“The fact that South Africa is engaged in the new Growth Path process at present is of help in defining current and future responses to the latest global economic crisis”, said Raymond Parsons, Deputy CEO of Business Unity South Africa (BUSA) today. “Given the economic uncertainties in the global economy, which could take several years to unwind, it remains essential for an emerging market like South Africa to be able to devise flexible responses to address the cyclical and structural challenges that exist,” he said. For this, a ‘growth plan’ provided a useful framework and focus for what to do next. The global economic recovery had been hit by a number of shocks in 2011 and these would also require the crafting of skillful policies globally if a ‘worst case’ scenario was to be avoided, he said.
Addressing the Afrikaanse Handelsinstituut Annual Congress in Pretoria today on ‘The New Growth Path after One Year’, Mr Parsons said that key global policymakers needed to see what elements of hope could be discerned amidst the ‘doom and gloom’ and offer strong leadership. One of the major factors contributing to depressing the economic and business mood globally was the perception that political will and leadership in key economies like the US and the Eurozone countries had not yet shown themselves equal to the new economic challenges facing them. “The remarkable capacity of the global system to take severe punishment is the best reason for hoping that we will still have time to rally the constructive forces of the world to avoid a ‘double-dip’ recession,” said Mr Parsons, “provided there is effective political leadership and decision-making”. The forthcoming G20 meeting would be critical in this respect.
Turning to South Africa, Mr Parsons said that economic circumstances had changed since the NGP was launched a year ago. He also recalled that government, labour and business had collaborated in producing the ‘Framework for SA’s response to the International Economic Crisis’ in February 2009. This country would not escape the impact of the recent turn of events in the global economy – BUSA had reduced its forecast of real economic growth from 3.4% to 3.1% for 2011 as a whole – but as an emerging economy SA still had a margin of resilience.
Mr Parsons said that, nonetheless, if the NGP and related policies wanted to make the SA economy bigger, stronger and better in the period ahead, their approach needed to be able to –
1. sustain the present economic recovery;
2. increase the actual and potential real economic growth rate to higher levels over time, such as to 6% - 7% p.a;
3. shape and implement policies and prospects that would promote higher job-rich economic growth, especially among the youth. It was universally agreed that unemployment is SA’s most pressing socio-economic problem.
He said that, given present economic circumstances, the way ahead economically for SA should be based on the following six points of departure –
• the policy tools needed to underpin the global economy required international cooperation - which would be difficult to achieve - and in the absence of which the risks of a ‘double dip’ recession had increased;
• we must hope that policymakers abroad would nonetheless do enough to avoid a catastrophe;
• the more things went wrong abroad, the more SA must look to the efficacy of its domestic policies, its international competitiveness, the diversification of export markets and the need to boost investment.

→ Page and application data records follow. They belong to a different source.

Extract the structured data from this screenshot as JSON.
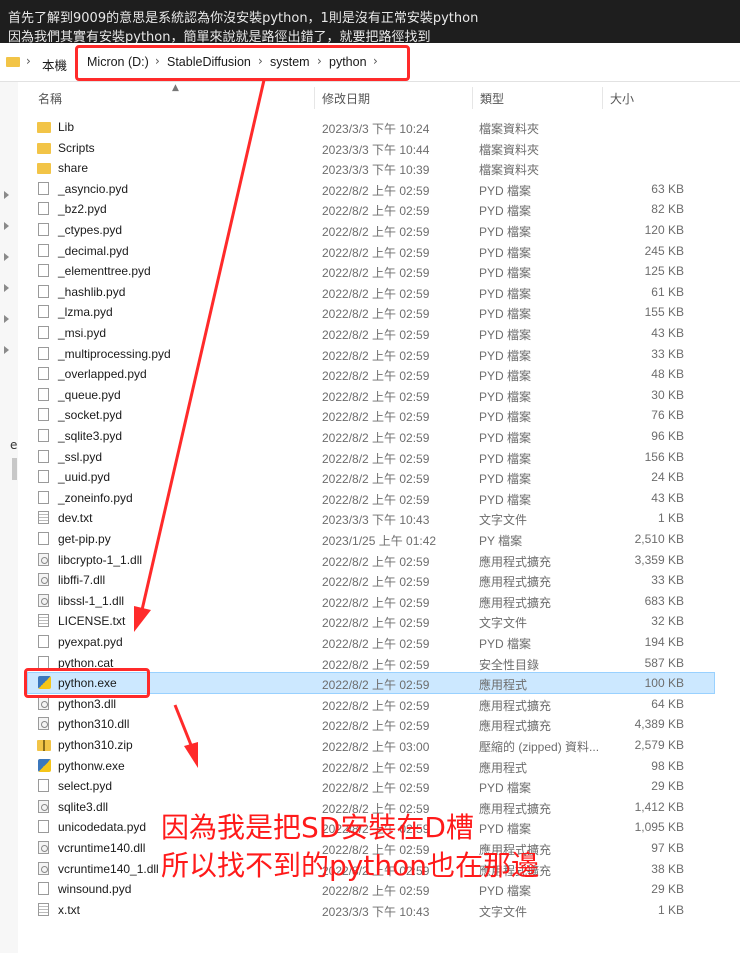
{
  "caption": {
    "line1": "首先了解到9009的意思是系統認為你沒安裝python，1則是沒有正常安裝python",
    "line2": "因為我們其實有安裝python，簡單來說就是路徑出錯了，就要把路徑找到"
  },
  "address_bar": {
    "crumbs": [
      "本機",
      "Micron (D:)",
      "StableDiffusion",
      "system",
      "python"
    ],
    "separator": "›"
  },
  "columns": {
    "name": "名稱",
    "date": "修改日期",
    "type": "類型",
    "size": "大小"
  },
  "left_pane": {
    "cut_text": "e"
  },
  "files": [
    {
      "name": "Lib",
      "date": "2023/3/3 下午 10:24",
      "type": "檔案資料夾",
      "size": "",
      "icon": "folder"
    },
    {
      "name": "Scripts",
      "date": "2023/3/3 下午 10:44",
      "type": "檔案資料夾",
      "size": "",
      "icon": "folder"
    },
    {
      "name": "share",
      "date": "2023/3/3 下午 10:39",
      "type": "檔案資料夾",
      "size": "",
      "icon": "folder"
    },
    {
      "name": "_asyncio.pyd",
      "date": "2022/8/2 上午 02:59",
      "type": "PYD 檔案",
      "size": "63 KB",
      "icon": "file"
    },
    {
      "name": "_bz2.pyd",
      "date": "2022/8/2 上午 02:59",
      "type": "PYD 檔案",
      "size": "82 KB",
      "icon": "file"
    },
    {
      "name": "_ctypes.pyd",
      "date": "2022/8/2 上午 02:59",
      "type": "PYD 檔案",
      "size": "120 KB",
      "icon": "file"
    },
    {
      "name": "_decimal.pyd",
      "date": "2022/8/2 上午 02:59",
      "type": "PYD 檔案",
      "size": "245 KB",
      "icon": "file"
    },
    {
      "name": "_elementtree.pyd",
      "date": "2022/8/2 上午 02:59",
      "type": "PYD 檔案",
      "size": "125 KB",
      "icon": "file"
    },
    {
      "name": "_hashlib.pyd",
      "date": "2022/8/2 上午 02:59",
      "type": "PYD 檔案",
      "size": "61 KB",
      "icon": "file"
    },
    {
      "name": "_lzma.pyd",
      "date": "2022/8/2 上午 02:59",
      "type": "PYD 檔案",
      "size": "155 KB",
      "icon": "file"
    },
    {
      "name": "_msi.pyd",
      "date": "2022/8/2 上午 02:59",
      "type": "PYD 檔案",
      "size": "43 KB",
      "icon": "file"
    },
    {
      "name": "_multiprocessing.pyd",
      "date": "2022/8/2 上午 02:59",
      "type": "PYD 檔案",
      "size": "33 KB",
      "icon": "file"
    },
    {
      "name": "_overlapped.pyd",
      "date": "2022/8/2 上午 02:59",
      "type": "PYD 檔案",
      "size": "48 KB",
      "icon": "file"
    },
    {
      "name": "_queue.pyd",
      "date": "2022/8/2 上午 02:59",
      "type": "PYD 檔案",
      "size": "30 KB",
      "icon": "file"
    },
    {
      "name": "_socket.pyd",
      "date": "2022/8/2 上午 02:59",
      "type": "PYD 檔案",
      "size": "76 KB",
      "icon": "file"
    },
    {
      "name": "_sqlite3.pyd",
      "date": "2022/8/2 上午 02:59",
      "type": "PYD 檔案",
      "size": "96 KB",
      "icon": "file"
    },
    {
      "name": "_ssl.pyd",
      "date": "2022/8/2 上午 02:59",
      "type": "PYD 檔案",
      "size": "156 KB",
      "icon": "file"
    },
    {
      "name": "_uuid.pyd",
      "date": "2022/8/2 上午 02:59",
      "type": "PYD 檔案",
      "size": "24 KB",
      "icon": "file"
    },
    {
      "name": "_zoneinfo.pyd",
      "date": "2022/8/2 上午 02:59",
      "type": "PYD 檔案",
      "size": "43 KB",
      "icon": "file"
    },
    {
      "name": "dev.txt",
      "date": "2023/3/3 下午 10:43",
      "type": "文字文件",
      "size": "1 KB",
      "icon": "txt"
    },
    {
      "name": "get-pip.py",
      "date": "2023/1/25 上午 01:42",
      "type": "PY 檔案",
      "size": "2,510 KB",
      "icon": "file"
    },
    {
      "name": "libcrypto-1_1.dll",
      "date": "2022/8/2 上午 02:59",
      "type": "應用程式擴充",
      "size": "3,359 KB",
      "icon": "dll"
    },
    {
      "name": "libffi-7.dll",
      "date": "2022/8/2 上午 02:59",
      "type": "應用程式擴充",
      "size": "33 KB",
      "icon": "dll"
    },
    {
      "name": "libssl-1_1.dll",
      "date": "2022/8/2 上午 02:59",
      "type": "應用程式擴充",
      "size": "683 KB",
      "icon": "dll"
    },
    {
      "name": "LICENSE.txt",
      "date": "2022/8/2 上午 02:59",
      "type": "文字文件",
      "size": "32 KB",
      "icon": "txt"
    },
    {
      "name": "pyexpat.pyd",
      "date": "2022/8/2 上午 02:59",
      "type": "PYD 檔案",
      "size": "194 KB",
      "icon": "file"
    },
    {
      "name": "python.cat",
      "date": "2022/8/2 上午 02:59",
      "type": "安全性目錄",
      "size": "587 KB",
      "icon": "file"
    },
    {
      "name": "python.exe",
      "date": "2022/8/2 上午 02:59",
      "type": "應用程式",
      "size": "100 KB",
      "icon": "exe",
      "selected": true
    },
    {
      "name": "python3.dll",
      "date": "2022/8/2 上午 02:59",
      "type": "應用程式擴充",
      "size": "64 KB",
      "icon": "dll"
    },
    {
      "name": "python310.dll",
      "date": "2022/8/2 上午 02:59",
      "type": "應用程式擴充",
      "size": "4,389 KB",
      "icon": "dll"
    },
    {
      "name": "python310.zip",
      "date": "2022/8/2 上午 03:00",
      "type": "壓縮的 (zipped) 資料...",
      "size": "2,579 KB",
      "icon": "zip"
    },
    {
      "name": "pythonw.exe",
      "date": "2022/8/2 上午 02:59",
      "type": "應用程式",
      "size": "98 KB",
      "icon": "exe"
    },
    {
      "name": "select.pyd",
      "date": "2022/8/2 上午 02:59",
      "type": "PYD 檔案",
      "size": "29 KB",
      "icon": "file"
    },
    {
      "name": "sqlite3.dll",
      "date": "2022/8/2 上午 02:59",
      "type": "應用程式擴充",
      "size": "1,412 KB",
      "icon": "dll"
    },
    {
      "name": "unicodedata.pyd",
      "date": "2022/8/2 上午 02:59",
      "type": "PYD 檔案",
      "size": "1,095 KB",
      "icon": "file"
    },
    {
      "name": "vcruntime140.dll",
      "date": "2022/8/2 上午 02:59",
      "type": "應用程式擴充",
      "size": "97 KB",
      "icon": "dll"
    },
    {
      "name": "vcruntime140_1.dll",
      "date": "2022/8/2 上午 02:59",
      "type": "應用程式擴充",
      "size": "38 KB",
      "icon": "dll"
    },
    {
      "name": "winsound.pyd",
      "date": "2022/8/2 上午 02:59",
      "type": "PYD 檔案",
      "size": "29 KB",
      "icon": "file"
    },
    {
      "name": "x.txt",
      "date": "2023/3/3 下午 10:43",
      "type": "文字文件",
      "size": "1 KB",
      "icon": "txt"
    }
  ],
  "annotation": {
    "line1": "因為我是把SD安裝在D槽",
    "line2": "所以找不到的python也在那邊",
    "color": "#ff1a1a"
  },
  "colors": {
    "selection": "#cce8ff",
    "highlight_box": "#ff2a2a",
    "folder": "#f2c447"
  }
}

SA needed to reassess where its comparative advantages now lay in terms of regions and alternative markets, such as Africa;
• the challenge was not whether SA would face another recession - this was unlikely – but growth would lose momentum in 2011 yet remain positive, but that growth in SA was in any case too low to meet its socio-economic needs;
• while SA had some policy space to offset any additional negative global factors to a certain extent, the challenge remained to achieve more consensus around the right public policy choices in this country to address structural change and to ensure that what had been decided was implemented;
• the NGP provided a platform from which to recognize the primacy of growth and employment in the hierarchy of policy goals for SA.
“If we want to stem current job losses as well as lay foundations for future job creation in SA, then we must concentrate largely on the factors which can make a difference locally, rather than agitate endlessly about overseas trends over which we can exercise little influence. The Medium Term Expenditure Budgetary Framework next month should reinforce this message”, concluded Mr Parsons.